> YOUR ASSIGNMENT: Whenever a line of the listing contains the string "shortcut", return that line.

> ENTRIES PROVIDED:
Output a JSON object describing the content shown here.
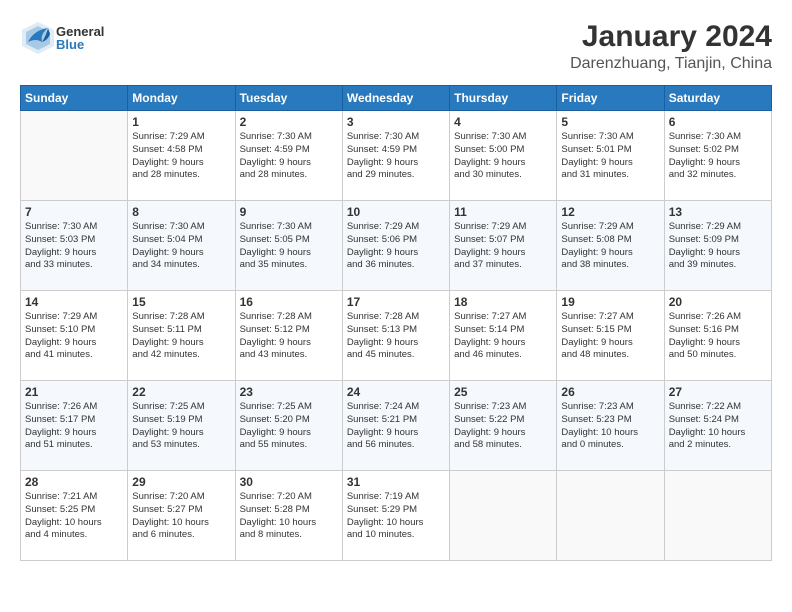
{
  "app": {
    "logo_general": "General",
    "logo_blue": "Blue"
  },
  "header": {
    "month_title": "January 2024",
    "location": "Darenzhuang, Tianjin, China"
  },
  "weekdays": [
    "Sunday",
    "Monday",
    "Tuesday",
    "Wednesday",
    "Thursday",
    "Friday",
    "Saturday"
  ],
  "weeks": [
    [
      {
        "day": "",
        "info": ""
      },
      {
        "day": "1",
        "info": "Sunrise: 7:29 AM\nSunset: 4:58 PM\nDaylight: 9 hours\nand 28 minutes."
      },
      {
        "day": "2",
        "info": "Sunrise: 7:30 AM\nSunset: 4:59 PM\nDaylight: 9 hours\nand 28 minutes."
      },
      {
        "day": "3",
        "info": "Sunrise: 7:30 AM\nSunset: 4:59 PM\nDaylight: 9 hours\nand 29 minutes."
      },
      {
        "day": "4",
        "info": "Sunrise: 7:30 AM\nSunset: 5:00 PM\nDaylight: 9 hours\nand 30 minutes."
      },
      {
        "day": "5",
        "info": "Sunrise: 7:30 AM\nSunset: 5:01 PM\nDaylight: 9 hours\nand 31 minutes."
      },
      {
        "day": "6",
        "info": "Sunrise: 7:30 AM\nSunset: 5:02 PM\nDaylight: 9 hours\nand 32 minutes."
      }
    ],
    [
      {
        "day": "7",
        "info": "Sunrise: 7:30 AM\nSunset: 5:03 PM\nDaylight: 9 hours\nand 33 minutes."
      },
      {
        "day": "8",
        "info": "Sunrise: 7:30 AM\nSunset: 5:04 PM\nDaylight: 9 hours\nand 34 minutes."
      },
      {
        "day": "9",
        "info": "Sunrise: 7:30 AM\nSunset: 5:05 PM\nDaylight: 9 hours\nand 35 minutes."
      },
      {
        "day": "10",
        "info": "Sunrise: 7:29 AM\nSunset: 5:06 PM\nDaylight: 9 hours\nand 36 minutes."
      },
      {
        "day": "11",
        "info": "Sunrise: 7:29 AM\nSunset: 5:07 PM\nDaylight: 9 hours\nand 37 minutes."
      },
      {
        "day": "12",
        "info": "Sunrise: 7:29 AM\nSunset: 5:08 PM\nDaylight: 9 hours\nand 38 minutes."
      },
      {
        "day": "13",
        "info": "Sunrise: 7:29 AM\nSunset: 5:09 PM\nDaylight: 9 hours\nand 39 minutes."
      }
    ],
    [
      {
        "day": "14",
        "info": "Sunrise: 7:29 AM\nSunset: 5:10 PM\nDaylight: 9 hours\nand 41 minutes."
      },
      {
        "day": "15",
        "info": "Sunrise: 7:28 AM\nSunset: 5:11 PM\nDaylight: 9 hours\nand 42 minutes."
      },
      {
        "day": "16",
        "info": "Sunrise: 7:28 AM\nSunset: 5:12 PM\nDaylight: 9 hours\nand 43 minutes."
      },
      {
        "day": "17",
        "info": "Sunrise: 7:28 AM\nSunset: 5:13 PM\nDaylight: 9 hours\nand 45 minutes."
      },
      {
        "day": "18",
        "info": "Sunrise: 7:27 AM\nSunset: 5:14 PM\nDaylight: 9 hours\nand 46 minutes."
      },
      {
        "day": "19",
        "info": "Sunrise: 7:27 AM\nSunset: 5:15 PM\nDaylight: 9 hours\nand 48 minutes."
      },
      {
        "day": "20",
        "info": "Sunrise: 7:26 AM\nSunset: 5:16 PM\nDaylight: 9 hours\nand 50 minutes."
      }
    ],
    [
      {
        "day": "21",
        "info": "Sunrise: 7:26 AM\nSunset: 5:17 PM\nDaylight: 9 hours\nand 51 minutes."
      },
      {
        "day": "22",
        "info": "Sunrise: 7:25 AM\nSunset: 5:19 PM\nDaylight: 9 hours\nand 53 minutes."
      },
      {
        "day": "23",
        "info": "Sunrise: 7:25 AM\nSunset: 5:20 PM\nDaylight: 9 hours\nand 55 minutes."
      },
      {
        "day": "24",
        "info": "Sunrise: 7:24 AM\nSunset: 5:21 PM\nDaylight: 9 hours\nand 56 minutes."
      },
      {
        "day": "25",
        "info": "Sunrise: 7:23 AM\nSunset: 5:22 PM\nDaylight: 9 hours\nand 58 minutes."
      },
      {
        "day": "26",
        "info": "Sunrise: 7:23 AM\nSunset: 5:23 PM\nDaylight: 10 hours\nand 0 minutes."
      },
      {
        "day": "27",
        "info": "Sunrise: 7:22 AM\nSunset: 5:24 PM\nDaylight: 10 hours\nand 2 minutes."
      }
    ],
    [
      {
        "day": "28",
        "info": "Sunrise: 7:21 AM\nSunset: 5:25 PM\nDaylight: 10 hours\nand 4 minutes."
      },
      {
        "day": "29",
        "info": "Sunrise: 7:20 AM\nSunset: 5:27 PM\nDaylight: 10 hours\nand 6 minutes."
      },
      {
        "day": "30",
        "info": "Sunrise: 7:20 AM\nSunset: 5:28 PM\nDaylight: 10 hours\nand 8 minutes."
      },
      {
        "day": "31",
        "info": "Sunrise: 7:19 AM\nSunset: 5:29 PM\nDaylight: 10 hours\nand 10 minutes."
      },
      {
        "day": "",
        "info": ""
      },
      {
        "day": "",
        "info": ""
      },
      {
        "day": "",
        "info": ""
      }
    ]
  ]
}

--

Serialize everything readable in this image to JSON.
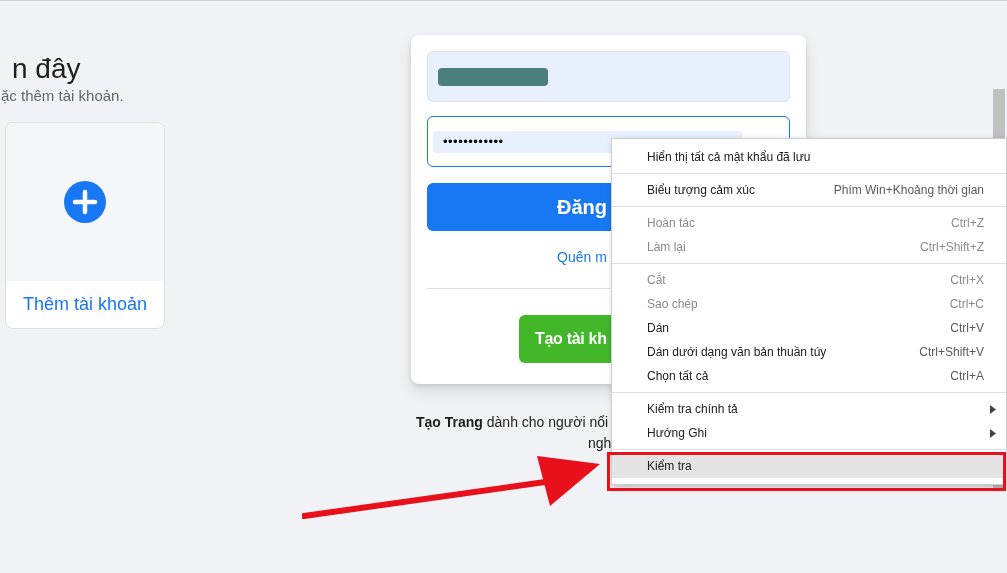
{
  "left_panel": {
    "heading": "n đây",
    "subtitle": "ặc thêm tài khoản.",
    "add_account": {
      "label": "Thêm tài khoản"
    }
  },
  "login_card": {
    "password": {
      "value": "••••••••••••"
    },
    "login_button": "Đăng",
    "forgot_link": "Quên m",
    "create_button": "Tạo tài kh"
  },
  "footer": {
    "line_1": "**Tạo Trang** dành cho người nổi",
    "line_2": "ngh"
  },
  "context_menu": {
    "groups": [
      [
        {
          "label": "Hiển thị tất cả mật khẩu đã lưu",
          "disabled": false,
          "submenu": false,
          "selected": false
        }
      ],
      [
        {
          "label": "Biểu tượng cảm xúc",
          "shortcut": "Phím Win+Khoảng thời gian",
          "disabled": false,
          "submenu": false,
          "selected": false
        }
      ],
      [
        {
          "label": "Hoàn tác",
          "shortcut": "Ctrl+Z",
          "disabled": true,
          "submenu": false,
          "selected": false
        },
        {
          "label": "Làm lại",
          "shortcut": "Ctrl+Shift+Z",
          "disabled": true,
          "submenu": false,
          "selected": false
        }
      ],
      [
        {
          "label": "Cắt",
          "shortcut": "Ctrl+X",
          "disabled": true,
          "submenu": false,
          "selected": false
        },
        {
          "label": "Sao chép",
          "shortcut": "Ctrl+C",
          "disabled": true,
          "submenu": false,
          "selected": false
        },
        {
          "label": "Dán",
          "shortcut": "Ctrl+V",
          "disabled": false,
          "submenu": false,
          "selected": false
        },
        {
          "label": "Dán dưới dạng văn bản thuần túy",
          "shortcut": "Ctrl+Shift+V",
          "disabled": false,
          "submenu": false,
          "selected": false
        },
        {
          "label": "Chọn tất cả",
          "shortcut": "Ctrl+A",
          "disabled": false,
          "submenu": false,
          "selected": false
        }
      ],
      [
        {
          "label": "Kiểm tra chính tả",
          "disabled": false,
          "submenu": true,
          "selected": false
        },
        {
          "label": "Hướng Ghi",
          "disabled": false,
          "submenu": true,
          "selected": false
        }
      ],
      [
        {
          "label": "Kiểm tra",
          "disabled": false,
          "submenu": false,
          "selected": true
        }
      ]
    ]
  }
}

> WORKED SOLUTION:
          "shortcut": "Phím Win+Khoảng thời gian",
          "shortcut": "Ctrl+Z",
          "shortcut": "Ctrl+Shift+Z",
          "shortcut": "Ctrl+X",
          "shortcut": "Ctrl+C",
          "shortcut": "Ctrl+V",
          "shortcut": "Ctrl+Shift+V",
          "shortcut": "Ctrl+A",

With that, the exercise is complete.